To ensure a consistent service and sufficient scale, it would be appropriate to require a minimum number of scooters to be offered across a single geography by each operator, for example requiring that each company has at least 200 scooters available in any given area. Alongside this, operators should be required to meet high operational standards on scooter collection, distribution and responding to complaints.

        Geographical Considerations: Scooter trials should serve coherent geographies which can facilitate journeys to and from work, and for leisure. Where necessary, trial areas should transcend local authority boundaries – particularly in cities like London or Manchester where most journeys do not originate and end within a single authority. In most cases, a radial approach to defining trial areas, rather than designating boundaries around specific areas, would likely give e-scooter riders the most easily understood user experience.


        Parking: Parking zones - either virtual or physical - can serve a good purpose in areas of high density. To be widely used, they should be at a density of at least 1 per 100 metres. This is usually only required around busy areas of high footfall, such as around train stations, or busy shopping streets.


        Track Record of Operators: Authorities should prioritise scooter models and operators with the most extensive operational history and experience in operating in locations similar to the UK. As e-scooters are only currently in a trial phase, high levels of public support is crucial.

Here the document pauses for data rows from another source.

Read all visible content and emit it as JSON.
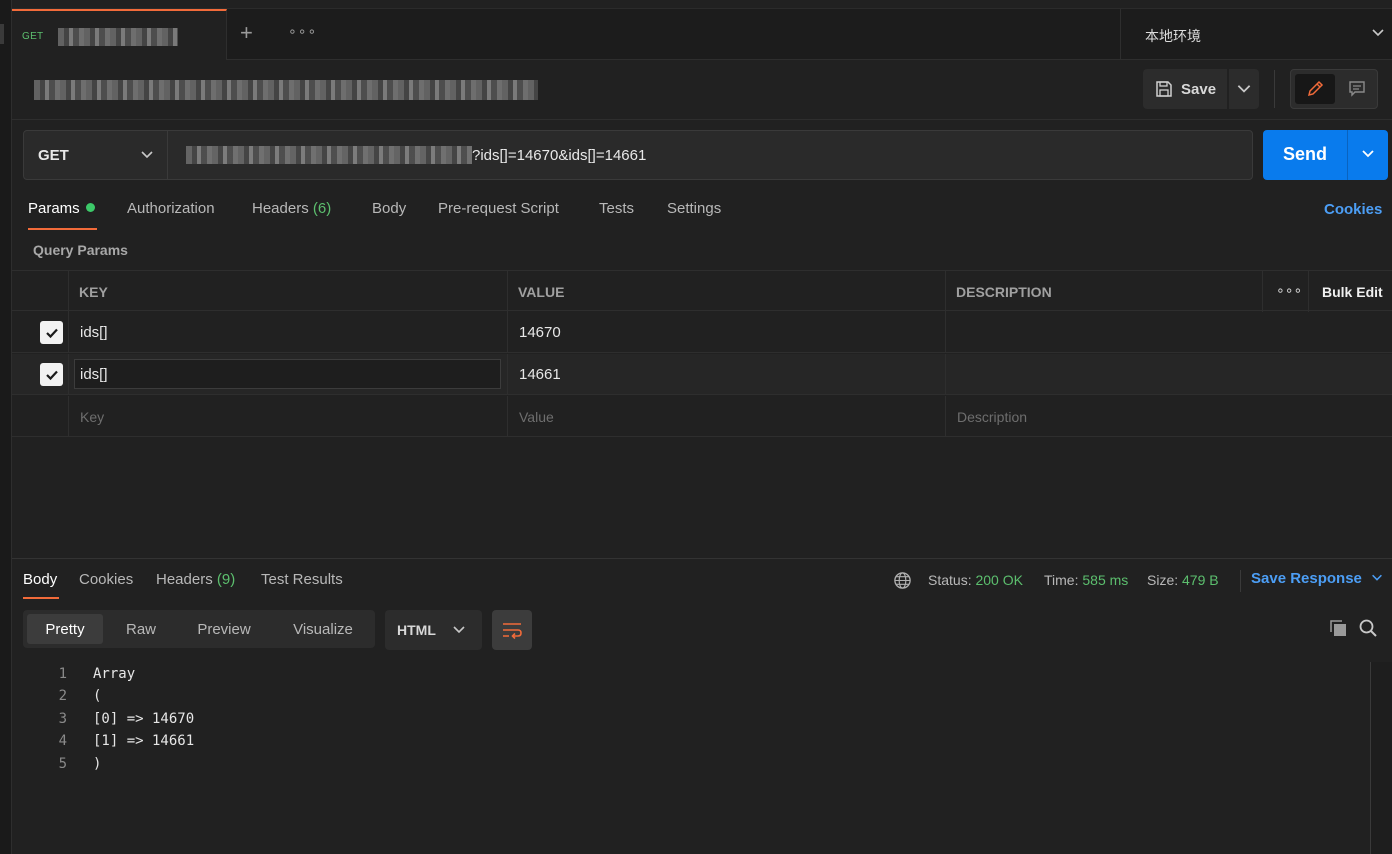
{
  "tab": {
    "method": "GET"
  },
  "environment": {
    "name": "本地环境"
  },
  "toolbar": {
    "save_label": "Save"
  },
  "request": {
    "method": "GET",
    "url_visible": "?ids[]=14670&ids[]=14661",
    "send_label": "Send"
  },
  "request_tabs": {
    "params": "Params",
    "authorization": "Authorization",
    "headers": "Headers",
    "headers_count": "(6)",
    "body": "Body",
    "prerequest": "Pre-request Script",
    "tests": "Tests",
    "settings": "Settings",
    "cookies": "Cookies"
  },
  "query_params": {
    "title": "Query Params",
    "columns": {
      "key": "KEY",
      "value": "VALUE",
      "description": "DESCRIPTION",
      "more": "∘∘∘",
      "bulk_edit": "Bulk Edit"
    },
    "rows": [
      {
        "key": "ids[]",
        "value": "14670",
        "description": "",
        "checked": true
      },
      {
        "key": "ids[]",
        "value": "14661",
        "description": "",
        "checked": true
      }
    ],
    "placeholders": {
      "key": "Key",
      "value": "Value",
      "description": "Description"
    }
  },
  "response_tabs": {
    "body": "Body",
    "cookies": "Cookies",
    "headers": "Headers",
    "headers_count": "(9)",
    "test_results": "Test Results"
  },
  "response_status": {
    "status_label": "Status:",
    "status_value": "200 OK",
    "time_label": "Time:",
    "time_value": "585 ms",
    "size_label": "Size:",
    "size_value": "479 B",
    "save_response": "Save Response"
  },
  "response_view": {
    "modes": [
      "Pretty",
      "Raw",
      "Preview",
      "Visualize"
    ],
    "active_mode": "Pretty",
    "format": "HTML"
  },
  "response_body": {
    "lines": [
      {
        "n": "1",
        "text": "Array"
      },
      {
        "n": "2",
        "text": "("
      },
      {
        "n": "3",
        "text": "[0] => 14670"
      },
      {
        "n": "4",
        "text": "[1] => 14661"
      },
      {
        "n": "5",
        "text": ")"
      }
    ]
  },
  "colors": {
    "accent": "#f26b3a",
    "send": "#097bed",
    "success": "#5cbf6e",
    "link": "#4c9ef5",
    "background": "#212121"
  }
}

This is most likely to be achieved through experienced operators running high quality trials.


        Data sharing: Under DfT guidance, operators will be required to share data with both the Department and local authorities. Operators and authorities should see this as a positive opportunity to iterate the design of trials once they’re underway. Agreements should be made over how data will help develop the trial over its lifetime prior to launch. For example, weekly data on demand could be used to agree the appropriate number of e-scooters to be deployed on streets by an operator. This could vary between operators and would allow operators to add more scooters to the service in the busiest months to ensure adequate supply and reduce numbers in quieter periods to ensure that high numbers of scooters do not go unused. In a scenario with multiple operators, this could also encourage healthy competition for users.


We are optimistic that trials following these principles will clearly demonstrate the benefits of legalising the e-scooters in the UK and provide a solid evidence base for future legislation.


June 2020


[1] TRL, “Review of current practice and safety implications of electric personal mobility devices”, 2019, ( p. 35

[2] 6t-Bureau de recherche, 2019, ( p.3

[3]  Lime, “Lime for a Sustainable Paris”, 2019, ( p.4


[5] Ibid. p.10

[6] Kevin Fang, Asha Weinstein Agrawal, and Ashley Hooper (2019) How and Where Should I Ride This Thing? “Rules Of The Road” for Personal Transportation Devices. Mineta Transportation Institute Research Report. p.28